Recently revealed from the team at TikTok, SoundOn is their new distribution platform that offers zero fees and zero commission when releasing to TikTok and other streaming platforms, via TuneCore. The no upfront cost and no commission may seem too good to be true, but it is indeed the case — the only catch is that after 12 months, commission rises to 10% for platforms outside the TikTok ecosystem. That means you can release music to Spotify and Apple Music for free for a year. Can’t argue with that. SoundOn will also upload your music to their commercial library, which means creators, brands and businesses on TikTok can use your music in their videos, providing you with more royalties. 

What do they charge?

As we’ve mentioned, SoundOn is free for a year, with 10% commission for services outside of TikTok after 12 months. No upfront fee, and they’ll even generate an ISRC number for free too. 

Pros

  • No commission for 12 months, or at all if you only use TikTok
  • No upfront fee 

Cons

  • It's free so – none. 
 
United Masters

Finally, it’s worth mentioning UnitedMasters — up until the launch of SoundOn they were TikTok’s official partner and are also the partner of a bunch of brands including the NBA, Bose and the NFL. Though it only launched in 2017, it’s very much an all-encompassing distributor, looking to service more than just music to DSPs. Their team is built to help you connect with brands and to push your music beyond the noise of weekly tracks pushed to streaming services. They also offer excellent analytics, social media tools and the ability to create your own website. 

What do they charge?

UM’s pricing is pretty simple — no upfront fee and 10% commission for their basic plan and $59.99 a year and zero commission for their Select plan. Artists on the basic plan get one release per month, while Select gets unlimited releases, brand partnership opportunities, split payments and more. If you’re going to use UM at all, it’s worth using their Select plan. 

Pros

  • Build around developing brand partnerships
  • Excellent analytics 
  • Useful app 
  • Qualifying artists can request an advance

Cons

  • Not as suitable for new artists starting out
Conclusion

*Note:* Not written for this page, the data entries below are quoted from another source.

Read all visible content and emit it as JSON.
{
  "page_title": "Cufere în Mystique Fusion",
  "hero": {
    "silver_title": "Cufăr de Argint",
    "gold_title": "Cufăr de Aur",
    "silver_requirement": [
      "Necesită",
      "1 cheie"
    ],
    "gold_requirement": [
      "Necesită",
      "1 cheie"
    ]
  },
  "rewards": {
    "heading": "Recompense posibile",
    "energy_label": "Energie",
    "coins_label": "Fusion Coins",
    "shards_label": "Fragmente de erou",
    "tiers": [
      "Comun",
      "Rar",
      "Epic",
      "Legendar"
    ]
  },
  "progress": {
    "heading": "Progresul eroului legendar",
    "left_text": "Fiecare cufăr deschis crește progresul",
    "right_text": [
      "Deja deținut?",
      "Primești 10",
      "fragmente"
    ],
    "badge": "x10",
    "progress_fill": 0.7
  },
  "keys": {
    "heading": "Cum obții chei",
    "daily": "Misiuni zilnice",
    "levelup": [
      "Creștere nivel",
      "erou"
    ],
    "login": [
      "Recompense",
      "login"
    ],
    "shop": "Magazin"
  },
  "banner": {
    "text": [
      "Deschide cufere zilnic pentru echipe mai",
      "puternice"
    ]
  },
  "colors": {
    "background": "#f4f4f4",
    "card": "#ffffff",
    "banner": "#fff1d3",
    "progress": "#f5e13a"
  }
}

Distribution can be a confusing space. Comparing prices can be confusing, even within one platform’s own offering, and once you start to compare multiple platforms’ pricing and services, it can be enough to put you off completely. 

Rather than comparing packages directly, it’s better to ask yourself some fundamental questions about your music. Is keeping 100% of royalties important to you? Do you see yourself sticking with the same distributor in the long term? Do you intend to use streaming analytics to inform your decisions and next steps as an artist? How important are services like artist incubation and brand partnerships to you? 

How you answer these will dictate which platforms appeal to you and how you justify the price of each. Hopefully this guide has offered some help on the journey to your next release.

Want more? Read our feature asking: should electronic music producers ever work for free?

Declan McGlynn is DJ Mag's Digital Tech Editor. Follow him on Twitter here